PROBLEM DETAILS ->
Pull each line holding "Orlando" out of the entries below.

Start of RECORDS

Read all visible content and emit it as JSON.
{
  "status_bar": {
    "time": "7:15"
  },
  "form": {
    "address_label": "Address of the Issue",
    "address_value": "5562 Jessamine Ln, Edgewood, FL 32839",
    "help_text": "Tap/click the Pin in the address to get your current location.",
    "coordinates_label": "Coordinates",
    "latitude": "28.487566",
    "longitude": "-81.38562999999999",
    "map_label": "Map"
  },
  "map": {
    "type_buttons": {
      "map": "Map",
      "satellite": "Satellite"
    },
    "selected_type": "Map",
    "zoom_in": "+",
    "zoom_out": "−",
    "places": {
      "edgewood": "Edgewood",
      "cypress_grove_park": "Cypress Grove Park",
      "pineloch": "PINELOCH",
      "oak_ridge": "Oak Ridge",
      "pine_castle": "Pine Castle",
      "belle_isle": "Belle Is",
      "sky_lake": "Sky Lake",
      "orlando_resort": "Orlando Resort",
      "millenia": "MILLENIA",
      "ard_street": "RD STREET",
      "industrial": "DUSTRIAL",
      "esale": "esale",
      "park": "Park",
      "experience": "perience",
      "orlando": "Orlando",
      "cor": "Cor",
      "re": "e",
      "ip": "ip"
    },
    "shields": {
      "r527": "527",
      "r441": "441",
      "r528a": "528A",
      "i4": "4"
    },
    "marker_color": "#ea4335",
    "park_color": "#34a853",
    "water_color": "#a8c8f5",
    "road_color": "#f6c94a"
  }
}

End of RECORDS

WRITTEN REPLY ->
      "orlando_resort": "Orlando Resort",
      "orlando": "Orlando",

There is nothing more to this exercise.